Revising economic policy key to federal Conservatives returning to power
As the Conservative Party of Canada enters the final months of its leadership race, it is a good time to both assess the challenges facing the country and formulate some responses to these problems that reflect both Conservative and Canadian core values.
More specifically, it is a good time to think about how best to reduce our dangerously high levels of debt, which are to a large degree a consequence of the economic stagnation brought on by 30 years of cartelization and regulatory capture by powerful special interests. If the Conservatives can formulate a coherent economic platform which promotes greater decentralization and competition, both they and the country will benefit.
Looking first at our debts, the dot.com crash of 2000 brought interest rates down to near zero where they have stayed for most of the past 17 years. Predictably, these low rates have encouraged households and businesses to borrow to the point where average household and corporate debt levels in Canada are at record highs when calculated as a share of income.
Of course, this is not a problem unique to Canada. As Bill Gross, the legendary American bond fund manager, put it in a newsletter last week:
“…our highly levered financial system is like a truckload of nitro glycerin on a bumpy road. One mistake can set off a credit implosion where holders of stocks, high yield bonds and yes, subprime mortgages all rush to the bank to claim its one and only dollar in the vault.”
However, the credit bubble is especially big in Canada. In its most recent quarterly report the Bank of International Settlements, the central bank of central banks, flagged Canada as being primed for a banking crisis and subsequent recession due to our world runner-up ratio of credit to GDP of 117%. Only China’s ratio is larger, at around 127%.
The root cause of this enormous debt binge has been falling productivity and income growth. In the absence of real growth, the only way to stimulate increased spending has been to cut interest rates, which both makes borrowing for consumption cheaper and increases home and other asset prices. Higher asset prices, in turn, make people feel richer (the so-called ‘wealth effect’), further encouraging spending.
However, as it appears we will not be able to borrow our way to prosperity for very much longer, the time has come to consider necessary structural reforms intended to reduce the power of centralized cartels and thereby improve competitiveness and restore economic vitality.
These cartels are all around us, operating what the commentator Max Keiser calls the “rentier economy” which uses political influence and regulation to establish monopolies which can charge customers high prices and earn high profits that in no way reflect their contribution to society.

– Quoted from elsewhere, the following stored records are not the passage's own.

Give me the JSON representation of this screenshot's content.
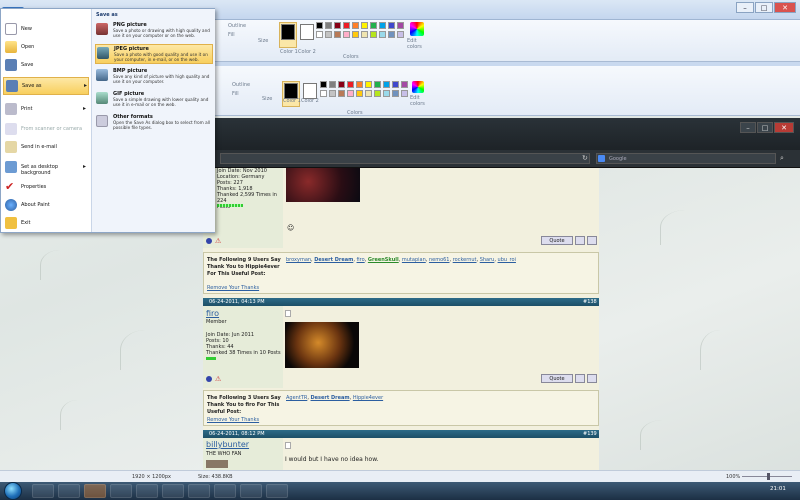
{
  "ribbon": {
    "outline": "Outline",
    "fill": "Fill",
    "size": "Size",
    "color1": "Color 1",
    "color2": "Color 2",
    "edit_colors": "Edit colors",
    "colors_group": "Colors",
    "palette": [
      "#000000",
      "#7f7f7f",
      "#880015",
      "#ed1c24",
      "#ff7f27",
      "#fff200",
      "#22b14c",
      "#00a2e8",
      "#3f48cc",
      "#a349a4",
      "#ffffff",
      "#c3c3c3",
      "#b97a57",
      "#ffaec9",
      "#ffc90e",
      "#efe4b0",
      "#b5e61d",
      "#99d9ea",
      "#7092be",
      "#c8bfe7"
    ]
  },
  "browser": {
    "search_placeholder": "Google"
  },
  "file_menu": {
    "items": [
      {
        "label": "New"
      },
      {
        "label": "Open"
      },
      {
        "label": "Save"
      },
      {
        "label": "Save as"
      },
      {
        "label": "Print"
      },
      {
        "label": "From scanner or camera"
      },
      {
        "label": "Send in e-mail"
      },
      {
        "label": "Set as desktop background"
      },
      {
        "label": "Properties"
      },
      {
        "label": "About Paint"
      },
      {
        "label": "Exit"
      }
    ],
    "submenu_title": "Save as",
    "submenu": [
      {
        "title": "PNG picture",
        "desc": "Save a photo or drawing with high quality and use it on your computer or on the web."
      },
      {
        "title": "JPEG picture",
        "desc": "Save a photo with good quality and use it on your computer, in e-mail, or on the web."
      },
      {
        "title": "BMP picture",
        "desc": "Save any kind of picture with high quality and use it on your computer."
      },
      {
        "title": "GIF picture",
        "desc": "Save a simple drawing with lower quality and use it in e-mail or on the web."
      },
      {
        "title": "Other formats",
        "desc": "Open the Save As dialog box to select from all possible file types."
      }
    ]
  },
  "post1": {
    "details": [
      "Join Date: Nov 2010",
      "Location: Germany",
      "Posts: 227",
      "Thanks: 1,918",
      "Thanked 2,599 Times in 224",
      "Posts"
    ],
    "quote": "Quote"
  },
  "thanks1": {
    "title": "The Following 9 Users Say Thank You to Hippie4ever For This Useful Post:",
    "remove": "Remove Your Thanks",
    "users": [
      "broxyman",
      "Desert Dream",
      "firo",
      "GreenSkull",
      "mutapian",
      "nemo61",
      "rockernut",
      "Sharu",
      "ubu_roi"
    ]
  },
  "post2": {
    "date": "06-24-2011, 04:13 PM",
    "number": "#138",
    "username": "firo",
    "rank": "Member",
    "details": [
      "Join Date: Jun 2011",
      "Posts: 10",
      "Thanks: 44",
      "Thanked 38 Times in 10 Posts"
    ],
    "quote": "Quote"
  },
  "thanks2": {
    "title": "The Following 3 Users Say Thank You to firo For This Useful Post:",
    "remove": "Remove Your Thanks",
    "users": [
      "AgentTR",
      "Desert Dream",
      "Hippie4ever"
    ]
  },
  "post3": {
    "date": "06-24-2011, 08:12 PM",
    "number": "#139",
    "username": "billybunter",
    "rank": "THE WHO FAN",
    "text": "I would but I have no idea how."
  },
  "statusbar": {
    "dimensions": "1920 × 1200px",
    "size": "Size: 438.8KB",
    "zoom": "100%"
  },
  "taskbar": {
    "time": "21:01"
  }
}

However, their economic rent-seeking (or, in other words, quest for unearned profits) does raise costs for other businesses and workers and therefore leads to fewer new businesses, fewer jobs and lower wages.
Maxime Bernier is one candidate who appears to have a general understanding of the problem, but his promises to liberalize the markets for liquor and supply-managed agricultural products (chicken, eggs and milk) barely scratch the surface of the problem.
If the Conservative Party is serious about supply-side reform it needs to demand and enforce greater competition in the finance, insurance, real estate, energy, health care and government services industries while simultaneously reducing the regulatory burden borne by small businessmen, tradesmen and ordinary workers. Doing so will help to level the economic playing field, encourage increased business formation and engagement and drive innovation.
Fundamentally, the Conservative Party should aim to be the party of economic freedom and opportunity, which was their traditional brand when they were the party of farmers and small business. However, that tradition has been long dead, buried first by Brian Mulroney when he put the old Progressive Conservative Party squarely in the pockets of big business and multinational corporations, and more recently by Stephen Harper when he made the Conservative Party of Canada the servant of the oil and gas industry.
It should come as no surprise, though, that ever since both major parties began serving the same narrow set of corporate interests that the overall economy has become increasingly sclerotic. You know a country is on the wrong path when young people overwhelmingly prefer to work in government and government-protected big business rather than in independent small- and medium-sized enterprises. When talented individuals are discouraged by the regulatory and other requirements of operating a business, established firms benefit even as the economy as a whole suffers. However if, as Bill Gross predicts, our current centralized and regulated economic system collapses under the weight of its own spiraling debts, the stage will be set for the emergence of a decentralized economy dominated by nimble, innovative and efficient small businesses. If the Conservative Party of Canada is able to articulate a vision of how such an economy can enhance the welfare, independence and dignity of Canadians while dedicating themselves to creating an environment in which such businesses can thrive they will have earned the right to govern at the next election.